··· Data for analysis

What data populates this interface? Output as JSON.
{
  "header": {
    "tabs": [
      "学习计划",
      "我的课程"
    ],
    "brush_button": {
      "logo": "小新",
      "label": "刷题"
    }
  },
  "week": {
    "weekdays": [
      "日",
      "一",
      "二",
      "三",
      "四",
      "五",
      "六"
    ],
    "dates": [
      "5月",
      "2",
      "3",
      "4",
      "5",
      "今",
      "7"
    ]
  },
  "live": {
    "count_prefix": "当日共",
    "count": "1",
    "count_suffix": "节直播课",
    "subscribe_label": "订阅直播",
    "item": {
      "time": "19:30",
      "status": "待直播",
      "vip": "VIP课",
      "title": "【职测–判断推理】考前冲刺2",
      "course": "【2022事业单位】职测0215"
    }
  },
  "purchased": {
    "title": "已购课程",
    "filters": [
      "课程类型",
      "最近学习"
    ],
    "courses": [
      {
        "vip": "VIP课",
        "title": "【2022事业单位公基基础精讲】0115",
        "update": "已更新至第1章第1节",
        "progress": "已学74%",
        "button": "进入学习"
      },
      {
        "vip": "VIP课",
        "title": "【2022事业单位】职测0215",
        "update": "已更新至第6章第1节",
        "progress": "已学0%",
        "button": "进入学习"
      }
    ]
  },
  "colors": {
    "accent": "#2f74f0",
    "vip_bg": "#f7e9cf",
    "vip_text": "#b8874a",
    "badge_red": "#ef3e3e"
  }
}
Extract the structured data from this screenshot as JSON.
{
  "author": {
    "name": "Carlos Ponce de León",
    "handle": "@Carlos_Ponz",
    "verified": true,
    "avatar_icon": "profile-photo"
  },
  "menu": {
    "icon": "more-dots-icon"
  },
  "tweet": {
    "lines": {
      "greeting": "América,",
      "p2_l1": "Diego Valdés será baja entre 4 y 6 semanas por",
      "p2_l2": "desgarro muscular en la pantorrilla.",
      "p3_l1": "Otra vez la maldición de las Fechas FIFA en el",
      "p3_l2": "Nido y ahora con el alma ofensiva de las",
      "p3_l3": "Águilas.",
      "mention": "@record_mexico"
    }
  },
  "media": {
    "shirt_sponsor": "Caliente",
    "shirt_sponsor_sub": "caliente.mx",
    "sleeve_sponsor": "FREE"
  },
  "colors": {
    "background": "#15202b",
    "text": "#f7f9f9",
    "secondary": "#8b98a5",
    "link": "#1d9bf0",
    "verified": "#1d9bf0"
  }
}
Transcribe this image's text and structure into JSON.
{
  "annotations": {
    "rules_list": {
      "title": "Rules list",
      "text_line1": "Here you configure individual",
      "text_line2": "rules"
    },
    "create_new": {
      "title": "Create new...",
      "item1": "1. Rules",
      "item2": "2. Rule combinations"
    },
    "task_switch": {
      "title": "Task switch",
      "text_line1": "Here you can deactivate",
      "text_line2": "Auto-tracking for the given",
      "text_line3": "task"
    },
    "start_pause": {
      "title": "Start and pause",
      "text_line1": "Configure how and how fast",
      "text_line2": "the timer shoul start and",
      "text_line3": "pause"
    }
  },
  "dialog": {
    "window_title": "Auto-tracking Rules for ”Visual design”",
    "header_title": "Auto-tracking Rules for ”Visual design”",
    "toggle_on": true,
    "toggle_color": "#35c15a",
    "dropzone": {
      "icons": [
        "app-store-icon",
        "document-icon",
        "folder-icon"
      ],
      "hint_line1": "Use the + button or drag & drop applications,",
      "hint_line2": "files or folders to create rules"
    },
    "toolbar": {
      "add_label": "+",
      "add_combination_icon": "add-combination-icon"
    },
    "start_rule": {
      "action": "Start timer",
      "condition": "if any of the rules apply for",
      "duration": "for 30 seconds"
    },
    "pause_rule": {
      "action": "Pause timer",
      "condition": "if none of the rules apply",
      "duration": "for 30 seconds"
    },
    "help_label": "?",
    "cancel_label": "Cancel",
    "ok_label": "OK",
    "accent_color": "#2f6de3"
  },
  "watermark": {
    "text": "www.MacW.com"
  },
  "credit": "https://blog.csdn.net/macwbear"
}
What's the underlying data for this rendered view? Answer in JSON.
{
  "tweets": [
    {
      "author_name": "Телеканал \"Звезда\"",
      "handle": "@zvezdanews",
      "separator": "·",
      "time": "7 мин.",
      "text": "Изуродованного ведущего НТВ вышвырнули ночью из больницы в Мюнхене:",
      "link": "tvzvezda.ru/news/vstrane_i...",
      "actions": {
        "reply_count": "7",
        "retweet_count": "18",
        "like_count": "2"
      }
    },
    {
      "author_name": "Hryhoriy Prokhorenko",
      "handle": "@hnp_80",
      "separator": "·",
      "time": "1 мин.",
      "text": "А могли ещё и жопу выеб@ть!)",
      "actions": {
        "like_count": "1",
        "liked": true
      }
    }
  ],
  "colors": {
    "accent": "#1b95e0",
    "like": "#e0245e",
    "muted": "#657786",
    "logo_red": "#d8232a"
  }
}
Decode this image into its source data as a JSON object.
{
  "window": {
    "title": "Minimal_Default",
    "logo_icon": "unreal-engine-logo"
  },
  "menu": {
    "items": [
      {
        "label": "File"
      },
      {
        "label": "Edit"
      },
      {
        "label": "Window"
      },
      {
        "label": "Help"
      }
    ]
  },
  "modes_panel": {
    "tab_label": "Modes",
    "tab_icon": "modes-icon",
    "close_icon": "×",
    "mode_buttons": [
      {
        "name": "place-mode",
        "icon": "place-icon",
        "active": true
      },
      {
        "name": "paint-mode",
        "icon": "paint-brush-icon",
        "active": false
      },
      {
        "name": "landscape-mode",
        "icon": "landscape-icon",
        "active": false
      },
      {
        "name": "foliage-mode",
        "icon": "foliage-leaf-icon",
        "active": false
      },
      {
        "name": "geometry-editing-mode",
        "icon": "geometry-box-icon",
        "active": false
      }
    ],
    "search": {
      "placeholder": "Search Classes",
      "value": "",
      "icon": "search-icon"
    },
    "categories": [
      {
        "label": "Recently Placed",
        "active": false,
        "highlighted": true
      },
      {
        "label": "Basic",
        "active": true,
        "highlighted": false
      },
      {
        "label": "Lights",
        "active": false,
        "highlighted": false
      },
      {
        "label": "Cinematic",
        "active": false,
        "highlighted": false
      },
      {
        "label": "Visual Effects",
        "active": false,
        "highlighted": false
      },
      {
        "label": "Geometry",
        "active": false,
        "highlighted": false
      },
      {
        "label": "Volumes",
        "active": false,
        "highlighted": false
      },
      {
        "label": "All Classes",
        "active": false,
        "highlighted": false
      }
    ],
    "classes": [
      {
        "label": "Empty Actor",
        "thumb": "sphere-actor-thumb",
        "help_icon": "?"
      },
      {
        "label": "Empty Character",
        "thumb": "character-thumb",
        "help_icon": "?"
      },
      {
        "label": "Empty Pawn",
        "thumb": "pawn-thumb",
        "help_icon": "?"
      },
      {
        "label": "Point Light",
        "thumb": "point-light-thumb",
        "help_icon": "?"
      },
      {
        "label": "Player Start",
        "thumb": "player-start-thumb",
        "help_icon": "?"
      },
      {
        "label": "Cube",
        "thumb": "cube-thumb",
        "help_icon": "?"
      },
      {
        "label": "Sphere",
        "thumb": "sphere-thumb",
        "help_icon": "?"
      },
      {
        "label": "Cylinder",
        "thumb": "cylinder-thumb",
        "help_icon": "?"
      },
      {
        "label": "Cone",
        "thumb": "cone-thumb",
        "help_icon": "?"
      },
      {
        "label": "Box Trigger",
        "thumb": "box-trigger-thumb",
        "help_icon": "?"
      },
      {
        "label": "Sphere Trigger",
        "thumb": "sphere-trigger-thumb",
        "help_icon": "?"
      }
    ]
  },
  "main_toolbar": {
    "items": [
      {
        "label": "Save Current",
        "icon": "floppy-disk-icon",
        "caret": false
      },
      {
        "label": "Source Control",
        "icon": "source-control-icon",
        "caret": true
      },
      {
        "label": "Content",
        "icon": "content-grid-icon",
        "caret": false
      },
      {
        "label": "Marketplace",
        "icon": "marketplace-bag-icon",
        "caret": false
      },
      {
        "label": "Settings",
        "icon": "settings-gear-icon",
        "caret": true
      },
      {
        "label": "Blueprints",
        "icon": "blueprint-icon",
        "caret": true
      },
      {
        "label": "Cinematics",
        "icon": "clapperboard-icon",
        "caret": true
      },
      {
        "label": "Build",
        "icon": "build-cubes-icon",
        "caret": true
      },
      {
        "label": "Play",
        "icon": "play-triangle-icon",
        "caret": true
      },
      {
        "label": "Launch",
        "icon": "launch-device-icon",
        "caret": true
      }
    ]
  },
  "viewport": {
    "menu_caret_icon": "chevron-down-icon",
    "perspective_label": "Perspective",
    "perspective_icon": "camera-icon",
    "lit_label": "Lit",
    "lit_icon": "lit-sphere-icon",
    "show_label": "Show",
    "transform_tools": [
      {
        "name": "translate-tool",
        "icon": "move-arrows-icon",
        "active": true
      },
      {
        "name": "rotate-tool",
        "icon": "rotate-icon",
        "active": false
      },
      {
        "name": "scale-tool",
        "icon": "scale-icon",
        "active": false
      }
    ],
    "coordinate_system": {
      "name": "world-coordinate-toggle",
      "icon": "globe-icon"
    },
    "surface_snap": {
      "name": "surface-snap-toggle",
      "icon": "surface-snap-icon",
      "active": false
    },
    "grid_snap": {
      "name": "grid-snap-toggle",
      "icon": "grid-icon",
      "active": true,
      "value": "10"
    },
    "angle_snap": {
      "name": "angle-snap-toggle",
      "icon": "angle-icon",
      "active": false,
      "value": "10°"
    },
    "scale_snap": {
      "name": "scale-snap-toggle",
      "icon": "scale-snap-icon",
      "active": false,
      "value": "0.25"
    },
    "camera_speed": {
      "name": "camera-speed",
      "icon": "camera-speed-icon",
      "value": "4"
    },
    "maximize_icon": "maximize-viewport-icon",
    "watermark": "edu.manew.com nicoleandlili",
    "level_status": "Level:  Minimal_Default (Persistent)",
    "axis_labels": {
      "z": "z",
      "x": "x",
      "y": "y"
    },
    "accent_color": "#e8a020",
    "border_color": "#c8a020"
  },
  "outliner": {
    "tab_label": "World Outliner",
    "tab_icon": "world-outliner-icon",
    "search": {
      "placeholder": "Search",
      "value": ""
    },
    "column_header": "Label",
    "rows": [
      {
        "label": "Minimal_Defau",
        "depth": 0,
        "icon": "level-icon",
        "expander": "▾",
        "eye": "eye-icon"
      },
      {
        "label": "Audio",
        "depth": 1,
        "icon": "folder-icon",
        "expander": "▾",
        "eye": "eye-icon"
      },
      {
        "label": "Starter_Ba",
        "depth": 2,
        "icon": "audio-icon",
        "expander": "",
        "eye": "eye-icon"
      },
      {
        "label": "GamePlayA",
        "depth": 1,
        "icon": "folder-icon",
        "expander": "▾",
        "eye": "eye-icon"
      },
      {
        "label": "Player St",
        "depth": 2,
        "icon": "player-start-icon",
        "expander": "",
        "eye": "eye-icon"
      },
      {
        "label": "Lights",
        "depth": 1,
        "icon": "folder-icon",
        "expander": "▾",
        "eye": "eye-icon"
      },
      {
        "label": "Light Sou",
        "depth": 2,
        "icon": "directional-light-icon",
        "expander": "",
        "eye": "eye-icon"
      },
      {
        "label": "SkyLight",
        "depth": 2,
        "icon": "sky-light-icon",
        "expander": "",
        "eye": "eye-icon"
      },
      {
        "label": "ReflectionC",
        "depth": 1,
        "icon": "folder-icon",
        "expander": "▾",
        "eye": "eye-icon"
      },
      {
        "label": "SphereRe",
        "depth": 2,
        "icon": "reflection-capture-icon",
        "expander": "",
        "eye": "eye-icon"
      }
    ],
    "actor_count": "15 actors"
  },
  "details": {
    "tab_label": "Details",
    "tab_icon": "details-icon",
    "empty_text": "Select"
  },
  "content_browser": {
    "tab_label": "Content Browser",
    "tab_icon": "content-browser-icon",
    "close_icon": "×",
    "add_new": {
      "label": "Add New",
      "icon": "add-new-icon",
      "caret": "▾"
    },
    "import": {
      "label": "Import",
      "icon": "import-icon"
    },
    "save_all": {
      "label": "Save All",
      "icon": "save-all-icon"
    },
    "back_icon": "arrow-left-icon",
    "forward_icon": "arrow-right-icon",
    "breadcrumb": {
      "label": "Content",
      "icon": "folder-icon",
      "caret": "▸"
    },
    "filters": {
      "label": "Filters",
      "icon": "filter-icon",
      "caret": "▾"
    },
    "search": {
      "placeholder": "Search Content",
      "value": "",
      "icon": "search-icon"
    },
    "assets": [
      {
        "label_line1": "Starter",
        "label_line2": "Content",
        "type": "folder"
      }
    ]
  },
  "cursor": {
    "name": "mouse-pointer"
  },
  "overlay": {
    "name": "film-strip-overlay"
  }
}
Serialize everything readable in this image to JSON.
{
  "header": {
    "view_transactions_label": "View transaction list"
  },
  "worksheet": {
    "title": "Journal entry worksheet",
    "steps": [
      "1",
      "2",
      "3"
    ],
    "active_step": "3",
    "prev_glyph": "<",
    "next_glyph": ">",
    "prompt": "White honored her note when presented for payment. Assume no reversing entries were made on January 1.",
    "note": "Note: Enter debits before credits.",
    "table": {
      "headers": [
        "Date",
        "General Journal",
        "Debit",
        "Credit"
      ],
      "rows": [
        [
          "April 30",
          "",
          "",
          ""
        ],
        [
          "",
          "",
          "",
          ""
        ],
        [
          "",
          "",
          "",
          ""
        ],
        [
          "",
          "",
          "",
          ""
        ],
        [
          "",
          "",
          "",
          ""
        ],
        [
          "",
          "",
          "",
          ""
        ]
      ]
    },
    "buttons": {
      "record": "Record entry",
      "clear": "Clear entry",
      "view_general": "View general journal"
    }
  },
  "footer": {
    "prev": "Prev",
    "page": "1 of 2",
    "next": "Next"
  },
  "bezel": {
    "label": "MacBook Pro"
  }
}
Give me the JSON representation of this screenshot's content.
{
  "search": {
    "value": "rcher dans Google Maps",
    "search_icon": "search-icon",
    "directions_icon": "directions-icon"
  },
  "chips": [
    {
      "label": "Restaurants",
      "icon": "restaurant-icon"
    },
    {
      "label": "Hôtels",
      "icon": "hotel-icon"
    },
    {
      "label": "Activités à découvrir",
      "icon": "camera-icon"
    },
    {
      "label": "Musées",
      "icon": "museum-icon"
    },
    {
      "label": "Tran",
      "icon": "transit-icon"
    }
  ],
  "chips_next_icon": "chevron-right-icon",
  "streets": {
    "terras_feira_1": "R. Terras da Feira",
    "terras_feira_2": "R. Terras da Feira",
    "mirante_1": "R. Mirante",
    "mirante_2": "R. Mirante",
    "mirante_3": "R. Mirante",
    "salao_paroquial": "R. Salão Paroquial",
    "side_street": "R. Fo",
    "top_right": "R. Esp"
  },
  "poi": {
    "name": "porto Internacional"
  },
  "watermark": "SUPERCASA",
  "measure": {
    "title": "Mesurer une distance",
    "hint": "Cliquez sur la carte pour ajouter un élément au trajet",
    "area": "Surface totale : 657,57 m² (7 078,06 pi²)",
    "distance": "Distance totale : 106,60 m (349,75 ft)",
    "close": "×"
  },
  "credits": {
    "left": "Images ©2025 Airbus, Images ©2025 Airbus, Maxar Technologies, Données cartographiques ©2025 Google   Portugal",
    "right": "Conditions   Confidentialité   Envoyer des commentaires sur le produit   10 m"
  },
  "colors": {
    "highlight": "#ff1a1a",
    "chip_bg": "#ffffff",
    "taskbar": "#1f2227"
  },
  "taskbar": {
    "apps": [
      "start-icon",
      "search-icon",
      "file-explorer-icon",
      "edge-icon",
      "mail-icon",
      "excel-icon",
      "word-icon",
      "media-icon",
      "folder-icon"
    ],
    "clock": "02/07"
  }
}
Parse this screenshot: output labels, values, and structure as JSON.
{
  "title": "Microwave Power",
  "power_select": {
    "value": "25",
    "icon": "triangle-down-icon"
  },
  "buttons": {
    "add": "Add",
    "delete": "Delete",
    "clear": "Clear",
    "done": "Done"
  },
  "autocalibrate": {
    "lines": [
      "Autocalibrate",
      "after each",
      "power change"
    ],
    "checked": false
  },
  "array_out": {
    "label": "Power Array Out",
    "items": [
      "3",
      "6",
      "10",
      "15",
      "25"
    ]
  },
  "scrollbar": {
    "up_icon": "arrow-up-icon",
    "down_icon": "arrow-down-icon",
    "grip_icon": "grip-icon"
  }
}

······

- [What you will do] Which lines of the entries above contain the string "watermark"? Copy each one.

- [Response for this exercise]
  "watermark": {
    "watermark": "edu.manew.com nicoleandlili",
  "watermark": "SUPERCASA",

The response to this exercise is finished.